Ruth: Kindness towards one another, respect and trust, and lots of laughter.
Shamash: I’ve just been reading Transcendence, and the leader of the spiritual organisation has managed to achieve great things with over 55,000 volunteers around the world. His secret was service. He completely gave of himself. He also had great faith that God would look after them all. He had tremendous courage. And he had unconditional love for those that served within his organisation, and beyond. He had vision for a more peaceful, compassionate and happier world. And he was willing to listen to new ideas and open to implementing them. With all those within the organisation aligned with the vision and feeling the unconditional love of the leader, I think they’ve created a very happy and powerful organisation as a force for good.
What do you think we can all do to create a happier world?
Mark: We can all join the Action for Happiness movement and take a personal pledge to “try to create more happiness in the world around me”. Then we can put this into practice in lots of ways, but most importantly by being kinder to others, being kinder to ourselves and bringing ideas like our Ten Keys to Happier Living into our homes, workplaces, schools and local communities.
Nipun: Do something priceless. Quite literally. Create value that can’t be measured by GDP. If we ask ourselves, “What is this worth?” and if we can’t up with an easy answer, then we’re probably on the right track. A piece of art, our parents love, hug from a friend. Our dominant paradigm has conditioned us to equate wealth with financial capital. Sure, money is a form of wealth but there are so many other forms of wealth — time, community, attention, nature, culture, compassion. As we engage with the priceless, we just might create a happier world.
Ruth: Be kind to others.
Shamash: Stop running. Take a breath. Notice where you’re going and what you’re doing. Transformation in the world is rooted in self transformation. If we have greater peace, love and joy within our own hearts, we can’t help but spread that love to others. And as every single person is connected to others with six degrees of separation (I think!), global transformation becomes a highly possible reality.
Education is key. If the younger generation is educated in looking after the wellbeing of themselves, those around them and our precious planet, rather than just in maths, english and science, our future becomes filled with much hope.

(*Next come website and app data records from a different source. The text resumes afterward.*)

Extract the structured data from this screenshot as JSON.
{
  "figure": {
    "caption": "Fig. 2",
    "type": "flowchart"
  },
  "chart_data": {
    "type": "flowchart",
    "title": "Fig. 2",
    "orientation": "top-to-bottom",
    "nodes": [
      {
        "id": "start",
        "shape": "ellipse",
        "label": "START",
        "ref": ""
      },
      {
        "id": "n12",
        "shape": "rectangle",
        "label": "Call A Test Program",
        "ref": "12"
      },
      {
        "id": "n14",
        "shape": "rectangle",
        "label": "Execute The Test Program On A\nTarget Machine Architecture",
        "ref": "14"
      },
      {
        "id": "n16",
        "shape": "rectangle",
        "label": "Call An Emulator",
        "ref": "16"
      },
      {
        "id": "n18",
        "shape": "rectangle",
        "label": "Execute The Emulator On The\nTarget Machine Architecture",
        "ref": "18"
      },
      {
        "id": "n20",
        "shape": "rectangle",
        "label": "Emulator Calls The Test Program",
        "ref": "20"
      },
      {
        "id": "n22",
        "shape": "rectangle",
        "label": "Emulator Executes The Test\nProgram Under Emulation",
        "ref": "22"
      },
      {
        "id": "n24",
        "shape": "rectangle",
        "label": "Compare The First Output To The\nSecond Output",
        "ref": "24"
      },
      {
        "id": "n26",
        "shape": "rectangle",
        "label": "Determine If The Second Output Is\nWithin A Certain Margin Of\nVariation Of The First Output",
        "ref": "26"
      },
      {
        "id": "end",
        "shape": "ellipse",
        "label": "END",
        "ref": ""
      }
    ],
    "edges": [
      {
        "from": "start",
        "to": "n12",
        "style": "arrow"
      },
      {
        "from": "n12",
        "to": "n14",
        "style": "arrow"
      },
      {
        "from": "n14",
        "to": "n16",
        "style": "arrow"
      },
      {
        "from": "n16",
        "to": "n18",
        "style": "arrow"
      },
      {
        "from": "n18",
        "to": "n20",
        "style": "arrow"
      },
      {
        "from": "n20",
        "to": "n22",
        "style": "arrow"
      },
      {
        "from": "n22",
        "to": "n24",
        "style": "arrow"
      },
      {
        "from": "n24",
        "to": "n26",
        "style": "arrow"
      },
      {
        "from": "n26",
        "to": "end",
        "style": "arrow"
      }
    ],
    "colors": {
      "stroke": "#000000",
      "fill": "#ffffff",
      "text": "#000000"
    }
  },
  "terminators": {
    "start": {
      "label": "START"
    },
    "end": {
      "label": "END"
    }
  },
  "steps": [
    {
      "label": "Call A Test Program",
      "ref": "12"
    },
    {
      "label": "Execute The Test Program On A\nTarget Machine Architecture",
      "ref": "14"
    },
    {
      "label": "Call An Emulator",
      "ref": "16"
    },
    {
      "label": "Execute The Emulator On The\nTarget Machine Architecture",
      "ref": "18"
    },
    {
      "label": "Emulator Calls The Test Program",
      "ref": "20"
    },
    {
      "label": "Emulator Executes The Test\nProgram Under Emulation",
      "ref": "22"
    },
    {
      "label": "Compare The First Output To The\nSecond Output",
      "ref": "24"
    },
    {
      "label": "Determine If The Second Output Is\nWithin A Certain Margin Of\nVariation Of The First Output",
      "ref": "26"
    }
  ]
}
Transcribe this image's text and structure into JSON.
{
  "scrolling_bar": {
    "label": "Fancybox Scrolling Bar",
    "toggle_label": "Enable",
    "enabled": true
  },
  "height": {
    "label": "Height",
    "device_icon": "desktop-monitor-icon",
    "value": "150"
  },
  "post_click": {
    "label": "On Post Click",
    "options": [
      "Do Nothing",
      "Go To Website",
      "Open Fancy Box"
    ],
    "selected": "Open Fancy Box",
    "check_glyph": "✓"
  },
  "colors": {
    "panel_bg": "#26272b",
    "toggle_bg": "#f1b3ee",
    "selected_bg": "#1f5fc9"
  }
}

The millennial generation is already showing greater interest in health and positive experiences, rather than just more ‘stuff’, and that’s another very hopeful sign of a better and happier world for us all.
Sarah: Hug more. Especially strangers.